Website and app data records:
○ ○ ○ ○ ○ ○ ○

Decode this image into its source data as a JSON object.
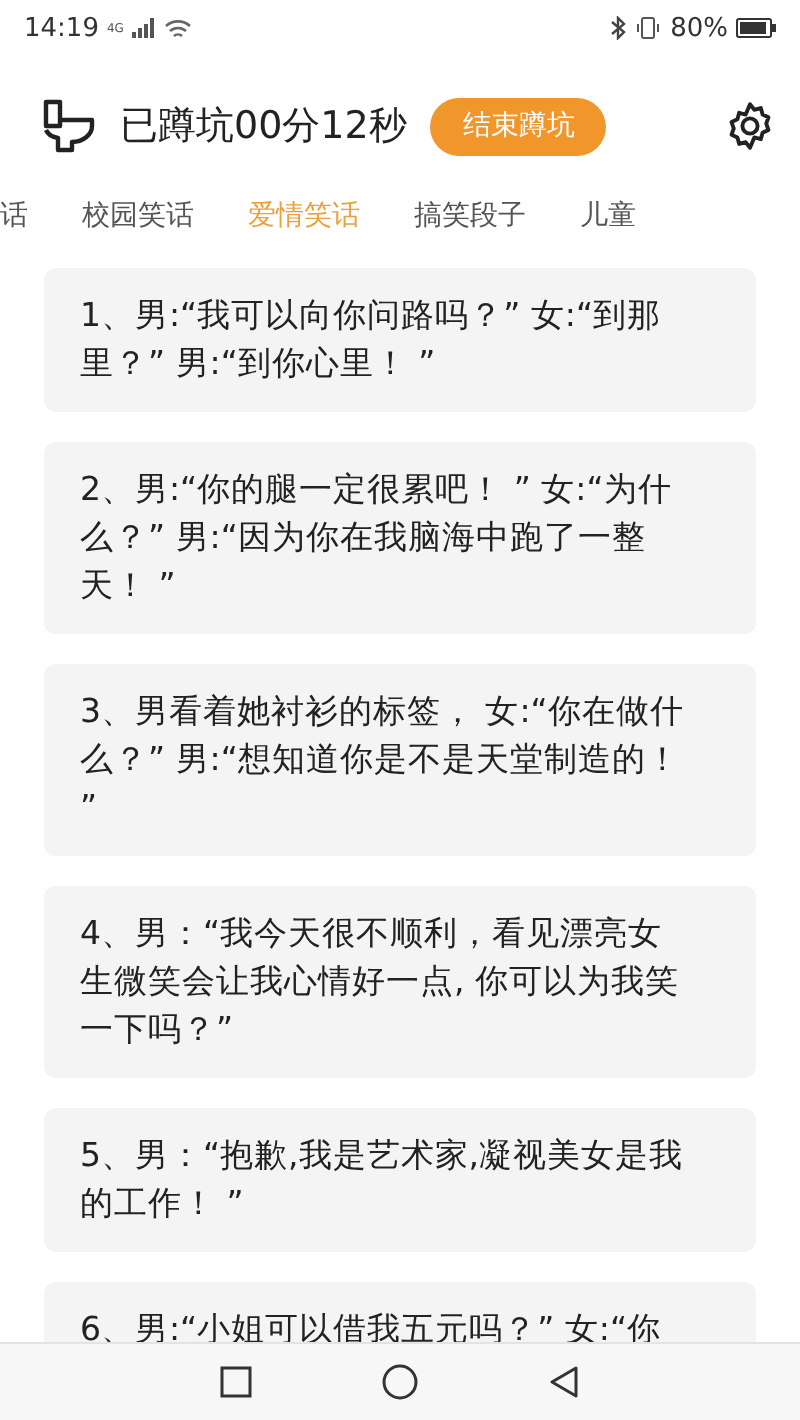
{
  "status_bar": {
    "time": "14:19",
    "network": "4G",
    "battery": "80%"
  },
  "header": {
    "timer": "已蹲坑00分12秒",
    "end_button": "结束蹲坑"
  },
  "tabs": [
    {
      "label": "话",
      "selected": false
    },
    {
      "label": "校园笑话",
      "selected": false
    },
    {
      "label": "爱情笑话",
      "selected": true
    },
    {
      "label": "搞笑段子",
      "selected": false
    },
    {
      "label": "儿童",
      "selected": false
    }
  ],
  "jokes": [
    "1、男:“我可以向你问路吗？” 女:“到那里？” 男:“到你心里！ ”",
    "2、男:“你的腿一定很累吧！ ” 女:“为什么？” 男:“因为你在我脑海中跑了一整天！ ”",
    "3、男看着她衬衫的标签， 女:“你在做什么？” 男:“想知道你是不是天堂制造的！ ”",
    "4、男：“我今天很不顺利，看见漂亮女生微笑会让我心情好一点, 你可以为我笑一下吗？”",
    "5、男：“抱歉,我是艺术家,凝视美女是我的工作！ ”",
    "6、男:“小姐可以借我五元吗？” 女:“你"
  ]
}
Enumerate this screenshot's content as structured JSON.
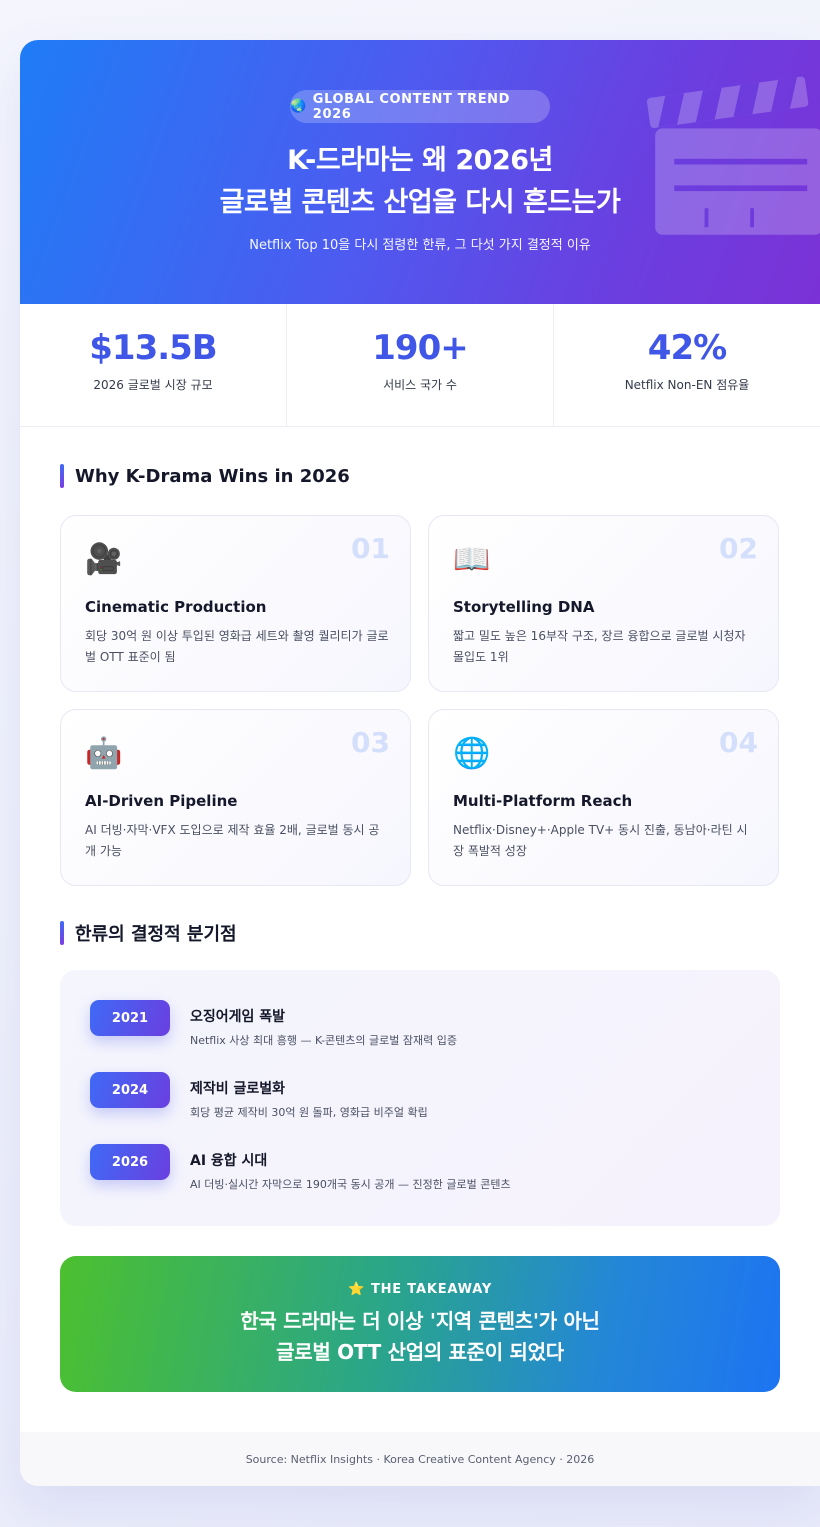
{
  "hero": {
    "badge_icon": "🌏",
    "badge_text": "GLOBAL CONTENT TREND 2026",
    "title_line1": "K-드라마는 왜 2026년",
    "title_line2": "글로벌 콘텐츠 산업을 다시 흔드는가",
    "subtitle": "Netflix Top 10을 다시 점령한 한류, 그 다섯 가지 결정적 이유",
    "background_icon": "clapperboard-icon"
  },
  "stats": [
    {
      "value": "$13.5B",
      "label": "2026 글로벌 시장 규모"
    },
    {
      "value": "190+",
      "label": "서비스 국가 수"
    },
    {
      "value": "42%",
      "label": "Netflix Non-EN 점유율"
    }
  ],
  "features_section": {
    "title": "Why K-Drama Wins in 2026",
    "items": [
      {
        "num": "01",
        "icon": "🎥",
        "icon_name": "movie-camera-icon",
        "title": "Cinematic Production",
        "desc": "회당 30억 원 이상 투입된 영화급 세트와 촬영 퀄리티가 글로벌 OTT 표준이 됨"
      },
      {
        "num": "02",
        "icon": "📖",
        "icon_name": "open-book-icon",
        "title": "Storytelling DNA",
        "desc": "짧고 밀도 높은 16부작 구조, 장르 융합으로 글로벌 시청자 몰입도 1위"
      },
      {
        "num": "03",
        "icon": "🤖",
        "icon_name": "robot-icon",
        "title": "AI-Driven Pipeline",
        "desc": "AI 더빙·자막·VFX 도입으로 제작 효율 2배, 글로벌 동시 공개 가능"
      },
      {
        "num": "04",
        "icon": "🌐",
        "icon_name": "globe-icon",
        "title": "Multi-Platform Reach",
        "desc": "Netflix·Disney+·Apple TV+ 동시 진출, 동남아·라틴 시장 폭발적 성장"
      }
    ]
  },
  "timeline_section": {
    "title": "한류의 결정적 분기점",
    "items": [
      {
        "year": "2021",
        "title": "오징어게임 폭발",
        "desc": "Netflix 사상 최대 흥행 — K-콘텐츠의 글로벌 잠재력 입증"
      },
      {
        "year": "2024",
        "title": "제작비 글로벌화",
        "desc": "회당 평균 제작비 30억 원 돌파, 영화급 비주얼 확립"
      },
      {
        "year": "2026",
        "title": "AI 융합 시대",
        "desc": "AI 더빙·실시간 자막으로 190개국 동시 공개 — 진정한 글로벌 콘텐츠"
      }
    ]
  },
  "takeaway": {
    "icon": "⭐",
    "label": "THE TAKEAWAY",
    "line1": "한국 드라마는 더 이상 '지역 콘텐츠'가 아닌",
    "line2": "글로벌 OTT 산업의 표준이 되었다"
  },
  "footer": {
    "text": "Source: Netflix Insights · Korea Creative Content Agency · 2026"
  },
  "colors": {
    "accent": "#3f56e6",
    "hero_start": "#1f7cf6",
    "hero_end": "#7b32d6",
    "takeaway_start": "#4cc02f",
    "takeaway_end": "#1d74f2"
  }
}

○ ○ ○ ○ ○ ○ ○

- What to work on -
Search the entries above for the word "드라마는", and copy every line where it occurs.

- Answer area -
    "title_line1": "K-드라마는 왜 2026년",
    "line1": "한국 드라마는 더 이상 '지역 콘텐츠'가 아닌",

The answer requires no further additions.